> **WHAT YOU HAVE TO DO**: Set down the records once more, please, exactly and with the pictures left out.

[DATA PROVIDED — start]

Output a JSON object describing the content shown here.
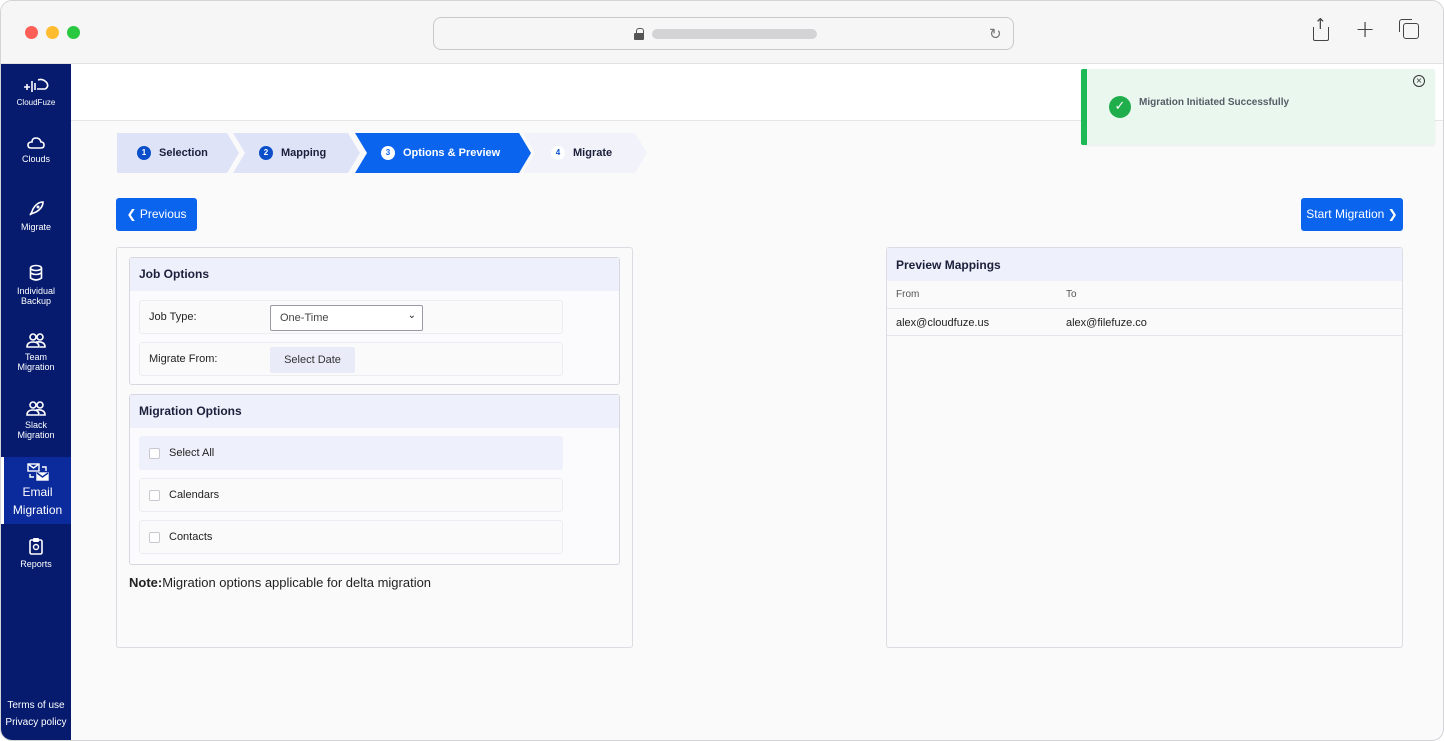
{
  "browser": {
    "icons": [
      "lock-icon",
      "reload-icon",
      "share-icon",
      "plus-icon",
      "tabs-icon"
    ]
  },
  "sidebar": {
    "brand": "CloudFuze",
    "items": [
      {
        "label": "Clouds",
        "icon": "cloud-icon"
      },
      {
        "label": "Migrate",
        "icon": "rocket-icon"
      },
      {
        "label_line1": "Individual",
        "label_line2": "Backup",
        "icon": "database-icon"
      },
      {
        "label_line1": "Team",
        "label_line2": "Migration",
        "icon": "users-icon"
      },
      {
        "label_line1": "Slack",
        "label_line2": "Migration",
        "icon": "users-icon"
      },
      {
        "label_line1": "Email",
        "label_line2": "Migration",
        "icon": "email-swap-icon",
        "active": true
      },
      {
        "label": "Reports",
        "icon": "clipboard-icon"
      }
    ],
    "footer": {
      "terms": "Terms of use",
      "privacy": "Privacy policy"
    }
  },
  "toast": {
    "message": "Migration Initiated Successfully",
    "close_glyph": "×"
  },
  "stepper": [
    {
      "num": "1",
      "label": "Selection",
      "state": "done"
    },
    {
      "num": "2",
      "label": "Mapping",
      "state": "done"
    },
    {
      "num": "3",
      "label": "Options & Preview",
      "state": "active"
    },
    {
      "num": "4",
      "label": "Migrate",
      "state": "pending"
    }
  ],
  "actions": {
    "previous": "Previous",
    "start": "Start Migration"
  },
  "job_options": {
    "title": "Job Options",
    "job_type_label": "Job Type:",
    "job_type_value": "One-Time",
    "migrate_from_label": "Migrate From:",
    "select_date": "Select Date"
  },
  "migration_options": {
    "title": "Migration Options",
    "items": [
      "Select All",
      "Calendars",
      "Contacts"
    ]
  },
  "note": {
    "label": "Note:",
    "text": "Migration options applicable for delta migration"
  },
  "preview": {
    "title": "Preview Mappings",
    "col_from": "From",
    "col_to": "To",
    "rows": [
      {
        "from": "alex@cloudfuze.us",
        "to": "alex@filefuze.co"
      }
    ]
  },
  "colors": {
    "primary": "#0a64ee",
    "sidebar": "#061b6e",
    "success": "#1db954",
    "step_done": "#dfe3f7"
  }
}
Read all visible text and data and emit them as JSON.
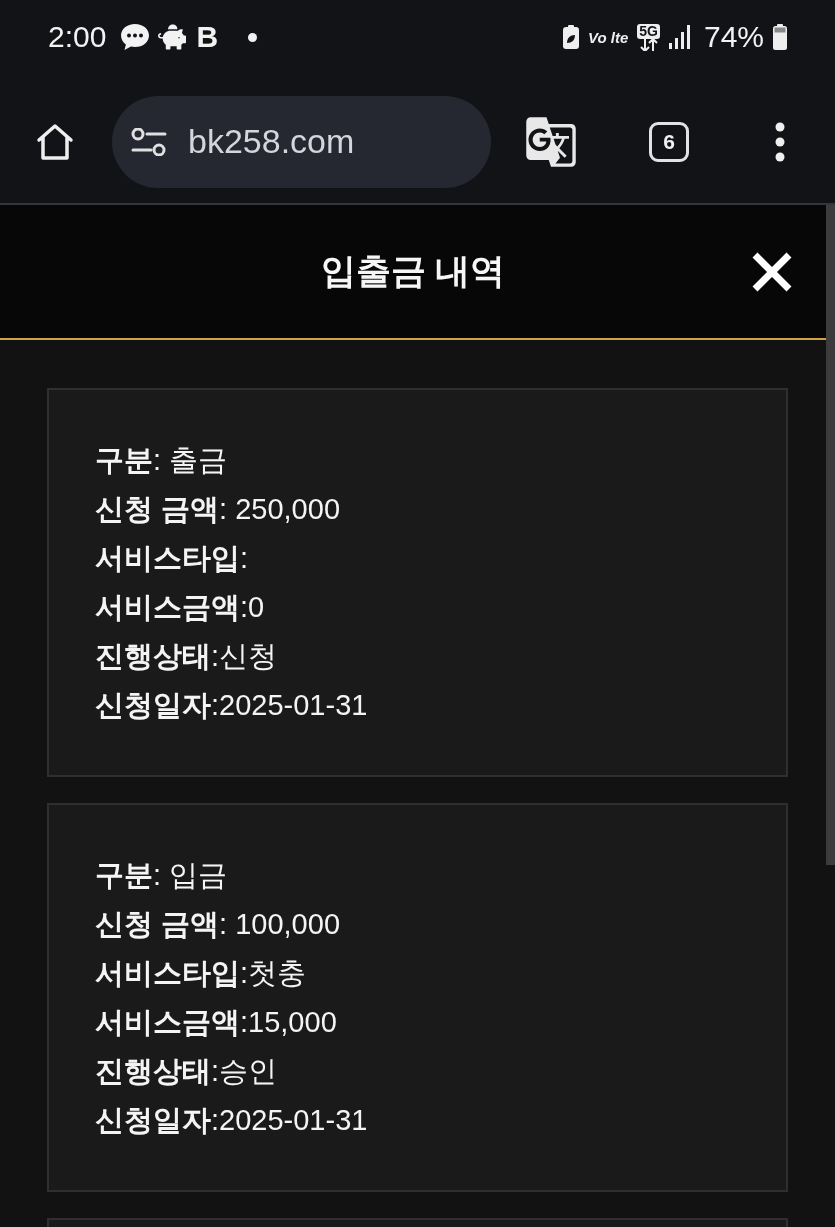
{
  "status_bar": {
    "time": "2:00",
    "app_badge": "B",
    "volte": "Vo lte",
    "network": "5G",
    "battery": "74%"
  },
  "browser": {
    "url": "bk258.com",
    "tab_count": "6"
  },
  "modal": {
    "title": "입출금 내역",
    "records": [
      {
        "lines": [
          "**구분**: 출금",
          "**신청 금액**: 250,000",
          "**서비스타입**:",
          "**서비스금액**:0",
          "**진행상태**:신청",
          "**신청일자**:2025-01-31"
        ]
      },
      {
        "lines": [
          "**구분**: 입금",
          "**신청 금액**: 100,000",
          "**서비스타입**:첫충",
          "**서비스금액**:15,000",
          "**진행상태**:승인",
          "**신청일자**:2025-01-31"
        ]
      }
    ],
    "list_continues": true
  }
}
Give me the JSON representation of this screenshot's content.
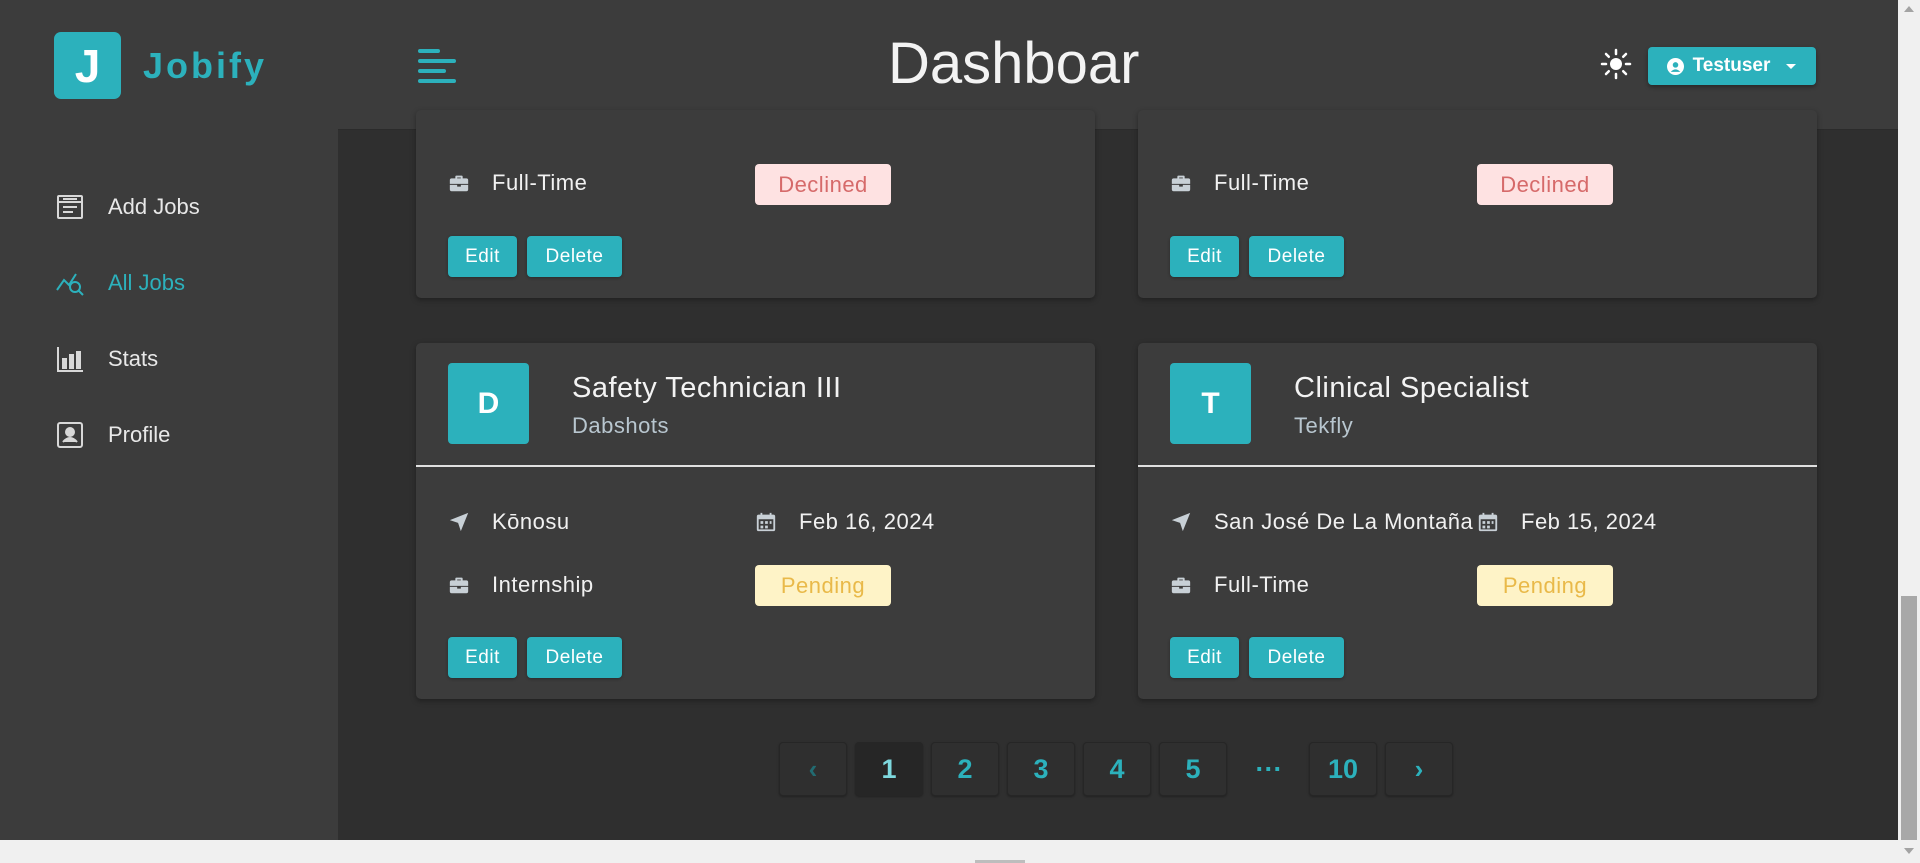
{
  "app": {
    "logo_letter": "J",
    "name": "Jobify"
  },
  "header": {
    "title": "Dashboar",
    "user_label": "Testuser"
  },
  "sidebar": {
    "items": [
      {
        "label": "Add Jobs",
        "icon": "add-jobs-icon",
        "active": false
      },
      {
        "label": "All Jobs",
        "icon": "all-jobs-icon",
        "active": true
      },
      {
        "label": "Stats",
        "icon": "stats-icon",
        "active": false
      },
      {
        "label": "Profile",
        "icon": "profile-icon",
        "active": false
      }
    ]
  },
  "jobs": [
    {
      "job_type": "Full-Time",
      "status": "Declined",
      "edit_label": "Edit",
      "delete_label": "Delete"
    },
    {
      "job_type": "Full-Time",
      "status": "Declined",
      "edit_label": "Edit",
      "delete_label": "Delete"
    },
    {
      "avatar": "D",
      "title": "Safety Technician III",
      "company": "Dabshots",
      "location": "Kōnosu",
      "date": "Feb 16, 2024",
      "job_type": "Internship",
      "status": "Pending",
      "edit_label": "Edit",
      "delete_label": "Delete"
    },
    {
      "avatar": "T",
      "title": "Clinical Specialist",
      "company": "Tekfly",
      "location": "San José De La Montaña",
      "date": "Feb 15, 2024",
      "job_type": "Full-Time",
      "status": "Pending",
      "edit_label": "Edit",
      "delete_label": "Delete"
    }
  ],
  "pagination": {
    "prev": "‹",
    "pages": [
      "1",
      "2",
      "3",
      "4",
      "5"
    ],
    "ellipsis": "···",
    "last": "10",
    "next": "›",
    "current": "1"
  },
  "colors": {
    "accent": "#2cb1bc",
    "background": "#2f2f2f",
    "panel": "#3c3c3c",
    "declined_bg": "#fee2e2",
    "declined_text": "#d66a6a",
    "pending_bg": "#fef3c7",
    "pending_text": "#e9b949"
  }
}
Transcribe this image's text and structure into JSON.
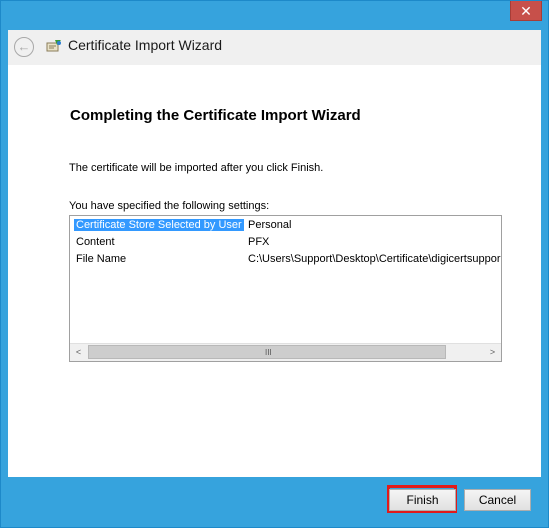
{
  "window": {
    "title": "Certificate Import Wizard",
    "close_label": "✕"
  },
  "header": {
    "back_icon": "back-arrow-icon",
    "app_icon": "certificate-icon"
  },
  "page": {
    "heading": "Completing the Certificate Import Wizard",
    "description": "The certificate will be imported after you click Finish.",
    "settings_label": "You have specified the following settings:"
  },
  "settings": [
    {
      "key": "Certificate Store Selected by User",
      "value": "Personal",
      "selected": true
    },
    {
      "key": "Content",
      "value": "PFX",
      "selected": false
    },
    {
      "key": "File Name",
      "value": "C:\\Users\\Support\\Desktop\\Certificate\\digicertsuppor",
      "selected": false
    }
  ],
  "scrollbar": {
    "left_arrow": "<",
    "right_arrow": ">",
    "grip": "III"
  },
  "buttons": {
    "finish": "Finish",
    "cancel": "Cancel"
  },
  "colors": {
    "frame": "#36a3dd",
    "close": "#c7504a",
    "selection": "#3399ff",
    "highlight": "#e11a1a"
  }
}
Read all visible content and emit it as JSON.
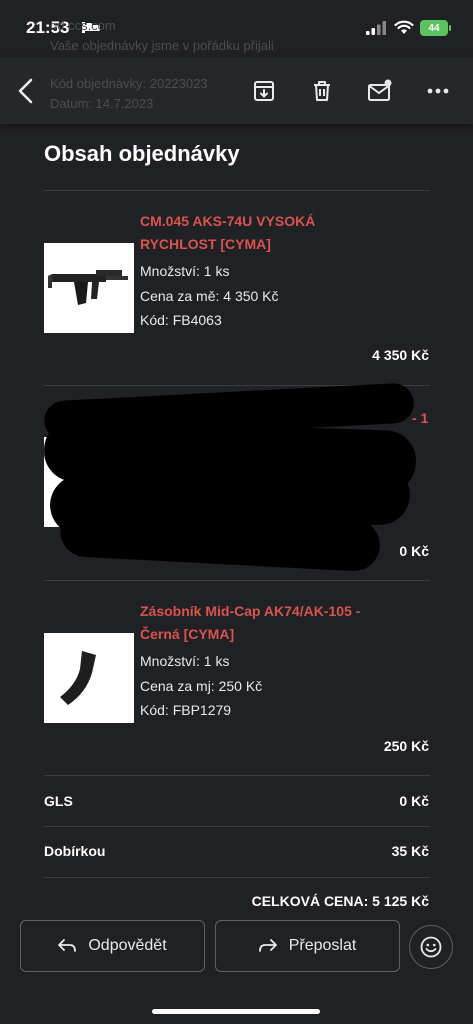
{
  "status_bar": {
    "time": "21:53",
    "battery": "44"
  },
  "background_text": {
    "line1": "od ccs.com",
    "line2": "Vaše objednávky jsme v pořádku přijali",
    "line3": "Kód objednávky: 20223023",
    "line4": "Datum: 14.7.2023"
  },
  "toolbar": {
    "back_icon": "chevron-left-icon",
    "archive_icon": "archive-icon",
    "delete_icon": "trash-icon",
    "unread_icon": "mail-unread-icon",
    "more_icon": "more-horizontal-icon"
  },
  "order": {
    "heading": "Obsah objednávky",
    "items": [
      {
        "name_line1": "CM.045 AKS-74U VYSOKÁ",
        "name_line2": "RYCHLOST [CYMA]",
        "quantity": "Množství: 1 ks",
        "unit_price": "Cena za mě: 4 350 Kč",
        "code": "Kód: FB4063",
        "total": "4 350 Kč"
      },
      {
        "name_partial": "- 1",
        "total_partial": "0 Kč"
      },
      {
        "name_line1": "Zásobník Mid-Cap AK74/AK-105 -",
        "name_line2": "Černá [CYMA]",
        "quantity": "Množství: 1 ks",
        "unit_price": "Cena za mj: 250 Kč",
        "code": "Kód: FBP1279",
        "total": "250 Kč"
      }
    ],
    "shipping_label": "GLS",
    "shipping_value": "0 Kč",
    "cod_label": "Dobírkou",
    "cod_value": "35 Kč",
    "grand_total": "CELKOVÁ CENA: 5 125 Kč"
  },
  "actions": {
    "reply": "Odpovědět",
    "forward": "Přeposlat",
    "emoji_icon": "emoji-reaction-icon"
  },
  "colors": {
    "background": "#202124",
    "product_link": "#d9534f"
  }
}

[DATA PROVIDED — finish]

> **EXERCISE ANSWER**:
Output a JSON object describing the content shown here.
{
  "browser": {
    "icons": [
      "lock-icon",
      "reload-icon",
      "share-icon",
      "plus-icon",
      "tabs-icon"
    ]
  },
  "sidebar": {
    "brand": "CloudFuze",
    "items": [
      {
        "label": "Clouds",
        "icon": "cloud-icon"
      },
      {
        "label": "Migrate",
        "icon": "rocket-icon"
      },
      {
        "label_line1": "Individual",
        "label_line2": "Backup",
        "icon": "database-icon"
      },
      {
        "label_line1": "Team",
        "label_line2": "Migration",
        "icon": "users-icon"
      },
      {
        "label_line1": "Slack",
        "label_line2": "Migration",
        "icon": "users-icon"
      },
      {
        "label_line1": "Email",
        "label_line2": "Migration",
        "icon": "email-swap-icon",
        "active": true
      },
      {
        "label": "Reports",
        "icon": "clipboard-icon"
      }
    ],
    "footer": {
      "terms": "Terms of use",
      "privacy": "Privacy policy"
    }
  },
  "toast": {
    "message": "Migration Initiated Successfully",
    "close_glyph": "×"
  },
  "stepper": [
    {
      "num": "1",
      "label": "Selection",
      "state": "done"
    },
    {
      "num": "2",
      "label": "Mapping",
      "state": "done"
    },
    {
      "num": "3",
      "label": "Options & Preview",
      "state": "active"
    },
    {
      "num": "4",
      "label": "Migrate",
      "state": "pending"
    }
  ],
  "actions": {
    "previous": "Previous",
    "start": "Start Migration"
  },
  "job_options": {
    "title": "Job Options",
    "job_type_label": "Job Type:",
    "job_type_value": "One-Time",
    "migrate_from_label": "Migrate From:",
    "select_date": "Select Date"
  },
  "migration_options": {
    "title": "Migration Options",
    "items": [
      "Select All",
      "Calendars",
      "Contacts"
    ]
  },
  "note": {
    "label": "Note:",
    "text": "Migration options applicable for delta migration"
  },
  "preview": {
    "title": "Preview Mappings",
    "col_from": "From",
    "col_to": "To",
    "rows": [
      {
        "from": "alex@cloudfuze.us",
        "to": "alex@filefuze.co"
      }
    ]
  },
  "colors": {
    "primary": "#0a64ee",
    "sidebar": "#061b6e",
    "success": "#1db954",
    "step_done": "#dfe3f7"
  }
}
Read all visible text and data and emit them as JSON.
{
  "status_bar": {
    "time": "2:00",
    "app_badge": "B",
    "volte": "Vo lte",
    "network": "5G",
    "battery": "74%"
  },
  "browser": {
    "url": "bk258.com",
    "tab_count": "6"
  },
  "modal": {
    "title": "입출금 내역",
    "records": [
      {
        "lines": [
          "**구분**: 출금",
          "**신청 금액**: 250,000",
          "**서비스타입**:",
          "**서비스금액**:0",
          "**진행상태**:신청",
          "**신청일자**:2025-01-31"
        ]
      },
      {
        "lines": [
          "**구분**: 입금",
          "**신청 금액**: 100,000",
          "**서비스타입**:첫충",
          "**서비스금액**:15,000",
          "**진행상태**:승인",
          "**신청일자**:2025-01-31"
        ]
      }
    ],
    "list_continues": true
  }
}
Give me the JSON representation of this screenshot's content.
{
  "app": {
    "logo_letter": "J",
    "name": "Jobify"
  },
  "header": {
    "title": "Dashboar",
    "user_label": "Testuser"
  },
  "sidebar": {
    "items": [
      {
        "label": "Add Jobs",
        "icon": "add-jobs-icon",
        "active": false
      },
      {
        "label": "All Jobs",
        "icon": "all-jobs-icon",
        "active": true
      },
      {
        "label": "Stats",
        "icon": "stats-icon",
        "active": false
      },
      {
        "label": "Profile",
        "icon": "profile-icon",
        "active": false
      }
    ]
  },
  "jobs": [
    {
      "job_type": "Full-Time",
      "status": "Declined",
      "edit_label": "Edit",
      "delete_label": "Delete"
    },
    {
      "job_type": "Full-Time",
      "status": "Declined",
      "edit_label": "Edit",
      "delete_label": "Delete"
    },
    {
      "avatar": "D",
      "title": "Safety Technician III",
      "company": "Dabshots",
      "location": "Kōnosu",
      "date": "Feb 16, 2024",
      "job_type": "Internship",
      "status": "Pending",
      "edit_label": "Edit",
      "delete_label": "Delete"
    },
    {
      "avatar": "T",
      "title": "Clinical Specialist",
      "company": "Tekfly",
      "location": "San José De La Montaña",
      "date": "Feb 15, 2024",
      "job_type": "Full-Time",
      "status": "Pending",
      "edit_label": "Edit",
      "delete_label": "Delete"
    }
  ],
  "pagination": {
    "prev": "‹",
    "pages": [
      "1",
      "2",
      "3",
      "4",
      "5"
    ],
    "ellipsis": "···",
    "last": "10",
    "next": "›",
    "current": "1"
  },
  "colors": {
    "accent": "#2cb1bc",
    "background": "#2f2f2f",
    "panel": "#3c3c3c",
    "declined_bg": "#fee2e2",
    "declined_text": "#d66a6a",
    "pending_bg": "#fef3c7",
    "pending_text": "#e9b949"
  }
}
Transcribe this image's text and structure into JSON.
{
  "window": {
    "title": "Certificate Import Wizard",
    "close_label": "✕"
  },
  "header": {
    "back_icon": "back-arrow-icon",
    "app_icon": "certificate-icon"
  },
  "page": {
    "heading": "Completing the Certificate Import Wizard",
    "description": "The certificate will be imported after you click Finish.",
    "settings_label": "You have specified the following settings:"
  },
  "settings": [
    {
      "key": "Certificate Store Selected by User",
      "value": "Personal",
      "selected": true
    },
    {
      "key": "Content",
      "value": "PFX",
      "selected": false
    },
    {
      "key": "File Name",
      "value": "C:\\Users\\Support\\Desktop\\Certificate\\digicertsuppor",
      "selected": false
    }
  ],
  "scrollbar": {
    "left_arrow": "<",
    "right_arrow": ">",
    "grip": "III"
  },
  "buttons": {
    "finish": "Finish",
    "cancel": "Cancel"
  },
  "colors": {
    "frame": "#36a3dd",
    "close": "#c7504a",
    "selection": "#3399ff",
    "highlight": "#e11a1a"
  }
}
Read all visible content and emit it as JSON.
{
  "status_bar": {
    "time": "21:53",
    "battery": "44"
  },
  "background_text": {
    "line1": "od ccs.com",
    "line2": "Vaše objednávky jsme v pořádku přijali",
    "line3": "Kód objednávky: 20223023",
    "line4": "Datum: 14.7.2023"
  },
  "toolbar": {
    "back_icon": "chevron-left-icon",
    "archive_icon": "archive-icon",
    "delete_icon": "trash-icon",
    "unread_icon": "mail-unread-icon",
    "more_icon": "more-horizontal-icon"
  },
  "order": {
    "heading": "Obsah objednávky",
    "items": [
      {
        "name_line1": "CM.045 AKS-74U VYSOKÁ",
        "name_line2": "RYCHLOST [CYMA]",
        "quantity": "Množství: 1 ks",
        "unit_price": "Cena za mě: 4 350 Kč",
        "code": "Kód: FB4063",
        "total": "4 350 Kč"
      },
      {
        "name_partial": "- 1",
        "total_partial": "0 Kč"
      },
      {
        "name_line1": "Zásobník Mid-Cap AK74/AK-105 -",
        "name_line2": "Černá [CYMA]",
        "quantity": "Množství: 1 ks",
        "unit_price": "Cena za mj: 250 Kč",
        "code": "Kód: FBP1279",
        "total": "250 Kč"
      }
    ],
    "shipping_label": "GLS",
    "shipping_value": "0 Kč",
    "cod_label": "Dobírkou",
    "cod_value": "35 Kč",
    "grand_total": "CELKOVÁ CENA: 5 125 Kč"
  },
  "actions": {
    "reply": "Odpovědět",
    "forward": "Přeposlat",
    "emoji_icon": "emoji-reaction-icon"
  },
  "colors": {
    "background": "#202124",
    "product_link": "#d9534f"
  }
}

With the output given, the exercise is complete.